As promised, here is the second installment of my July 20 practice log!
I practiced for about an hour tonight. I didn't spend much time at all on scales, arps, and inversions. I was ready to get re-acquainted with the Liszt. So, after a few minutes of a "warm up," I went straight to Liszt.
The 9-against-4 is coming. Still not there yet, not completely, but it's coming. It's a LOT easier if I focus on the timing of the RH and not the timing of the LH. Much easier. Only thing is, it's not easy for my mind to focus on the RH. I don't know why this is. I consciously have to force my mind to think, "Triplets. Slow. Slower than if you were fitting them evenly into the LH notes."
I played through the rest of the piece, just to see where I was weak and what needed the most work. Narrowing it down to "Section 11" (measures 79-90), I practiced it the way I've been practicing the fugue: drilling, drilling, and more drilling.
This piece is very different from the fugue, but it does have one thing in common with it: multiple voices singing multiple melodies. In the Liszt, the RH (mostly) plays two voices: the main melody and its echo a third of a beat later. If that's not tricky enough, there are dynamics to think about. My RH will be playing two notes at once, but the bottom note is part of the primary melody and needs to be, say, mezzo forte, whereas the top note is part of the echo and needs to be piano. And both are in a crescendo, but a crescendo appropriate to their respective volumes. Argh.

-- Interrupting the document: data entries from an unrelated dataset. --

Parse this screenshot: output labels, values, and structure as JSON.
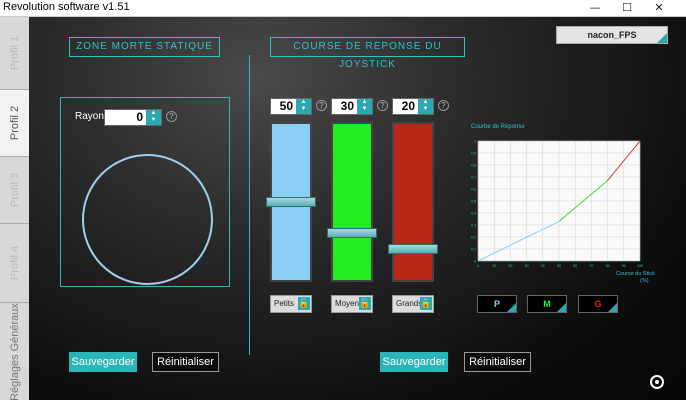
{
  "window": {
    "title": "Revolution software v1.51",
    "minimize": "—",
    "maximize": "☐",
    "close": "✕"
  },
  "sidebar": {
    "tabs": [
      {
        "label": "Profil 1"
      },
      {
        "label": "Profil 2"
      },
      {
        "label": "Profil 3"
      },
      {
        "label": "Profil 4"
      },
      {
        "label": "Réglages Généraux"
      }
    ]
  },
  "profile_name": "nacon_FPS",
  "dead_zone": {
    "header": "ZONE MORTE STATIQUE",
    "radius_label": "Rayon:",
    "radius_value": "0",
    "save": "Sauvegarder",
    "reset": "Réinitialiser"
  },
  "response": {
    "header": "COURSE DE REPONSE DU JOYSTICK",
    "sliders": [
      {
        "value": "50",
        "lock_label": "Petits",
        "lock_icon": "unlocked",
        "fill": 0.5,
        "color": "#89cff3"
      },
      {
        "value": "30",
        "lock_label": "Moyens",
        "lock_icon": "unlocked",
        "fill": 0.3,
        "color": "#20ee20"
      },
      {
        "value": "20",
        "lock_label": "Grands",
        "lock_icon": "locked",
        "fill": 0.2,
        "color": "#b82814"
      }
    ],
    "buttons": [
      "P",
      "M",
      "G"
    ],
    "button_colors": [
      "#89cff3",
      "#20ee20",
      "#e02a1a"
    ],
    "save": "Sauvegarder",
    "reset": "Réinitialiser"
  },
  "chart_data": {
    "type": "line",
    "title": "Courbe de Réponse",
    "xlabel": "Course du Stick (%)",
    "ylabel": "",
    "xlim": [
      0,
      100
    ],
    "ylim": [
      0,
      1
    ],
    "xticks": [
      "0",
      "10",
      "20",
      "30",
      "40",
      "50",
      "60",
      "70",
      "80",
      "90",
      "100"
    ],
    "yticks": [
      "0",
      "0.1",
      "0.2",
      "0.3",
      "0.4",
      "0.5",
      "0.6",
      "0.7",
      "0.8",
      "0.9",
      "1"
    ],
    "grid": true,
    "series": [
      {
        "color": "#89cff3",
        "x": [
          0,
          50
        ],
        "y": [
          0,
          0.33
        ]
      },
      {
        "color": "#3ad83a",
        "x": [
          50,
          80
        ],
        "y": [
          0.33,
          0.67
        ]
      },
      {
        "color": "#d8302a",
        "x": [
          80,
          100
        ],
        "y": [
          0.67,
          1.0
        ]
      }
    ]
  }
}
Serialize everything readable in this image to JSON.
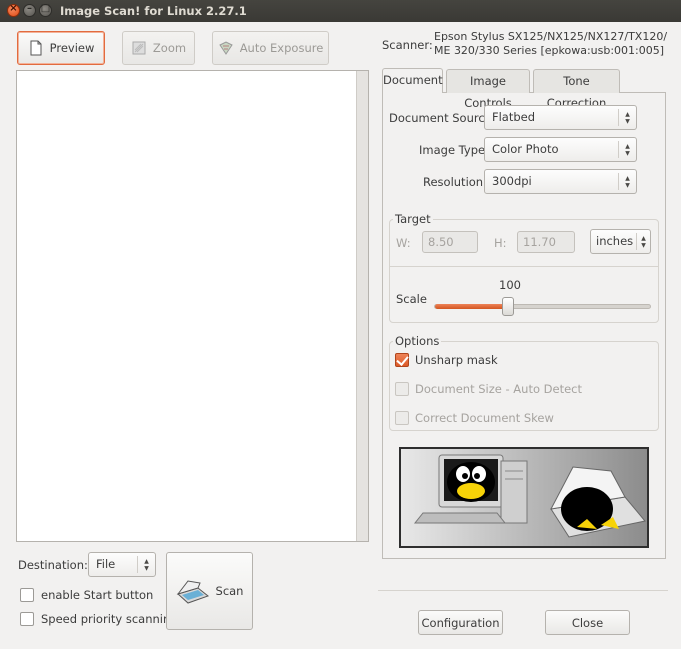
{
  "window": {
    "title": "Image Scan! for Linux 2.27.1",
    "close_glyph": "×",
    "min_glyph": "–",
    "max_glyph": "□"
  },
  "toolbar": {
    "preview_label": "Preview",
    "zoom_label": "Zoom",
    "auto_exposure_label": "Auto Exposure"
  },
  "scanner": {
    "label": "Scanner:",
    "name_line1": "Epson Stylus SX125/NX125/NX127/TX120/",
    "name_line2": "ME 320/330 Series [epkowa:usb:001:005]"
  },
  "tabs": [
    {
      "label": "Document",
      "active": true
    },
    {
      "label": "Image Controls",
      "active": false
    },
    {
      "label": "Tone Correction",
      "active": false
    }
  ],
  "document": {
    "source_label": "Document Source:",
    "source_value": "Flatbed",
    "image_type_label": "Image Type:",
    "image_type_value": "Color Photo",
    "resolution_label": "Resolution:",
    "resolution_value": "300dpi"
  },
  "target": {
    "title": "Target",
    "w_label": "W:",
    "w_value": "8.50",
    "h_label": "H:",
    "h_value": "11.70",
    "units_value": "inches",
    "scale_label": "Scale",
    "scale_value": "100",
    "scale_fraction": 0.33
  },
  "options": {
    "title": "Options",
    "items": [
      {
        "label": "Unsharp mask",
        "checked": true,
        "enabled": true
      },
      {
        "label": "Document Size - Auto Detect",
        "checked": false,
        "enabled": false
      },
      {
        "label": "Correct Document Skew",
        "checked": false,
        "enabled": false
      }
    ]
  },
  "bottom": {
    "destination_label": "Destination:",
    "destination_value": "File",
    "enable_start_label": "enable Start button",
    "speed_priority_label": "Speed priority scanning",
    "scan_label": "Scan",
    "configuration_label": "Configuration",
    "close_label": "Close"
  },
  "colors": {
    "accent": "#df5a28",
    "titlebar": "#3c3b37"
  }
}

Measures 81, 83, and 87 include grace notes. The fingering for these has been really tricky for me. Do I use 4-5-4? 3-5-4? It would be nice to use the same fingering for the melody and the echo, but that would be really awkward. Typically, the note that follows the grace note is the top part of a chord, so my 1, 2, 3, and 4 fingers need to be ready to play the chord, so that makes things even trickier.
I think I've found fingerings that I'm happy with. For tonight. They are as follows (lower melody is in bold; echo isn't.)
Measure 81: 3-5-3, 4-5-4
Measure 83: 3-5-4, 3-5-4
Measure 87: 3-4-3, 3-5-4
The 3-5-4 works beautifully on Measure 83, but it needs some work in Measure 87. The the grace note is B-C# to B, so even though 4-5-4 would be more within reach (and allow me to hold the note in the lower melody), it's very awkward for the grace note. 3-5-4 isn't much better, but it worked the best for me.
If anyone has suggestions for alternate fingerings, I'll be happy to hear them. I practiced these fingerings tonight and they sound pretty good (though the lost "hold" on the main-melody note in Measure 87 irks me).
OK. Boring technical discussion over. I love this piece. When I play it, I hear a million things I need to work on, but the tape-recording I made tonight sounded impressive. This is a big deal; rarely do I sound impressive to myself when I tape my playing. But I listened to myself playing Measures 62 to the end, and ... well, it sounded quite good. Put a big grin on my face, it did.
I was tempted to work on the Bach, but it's after 10:00 and I'm trying to overcome an insomnia problem. The fugue would probably not be conducive to sleeping.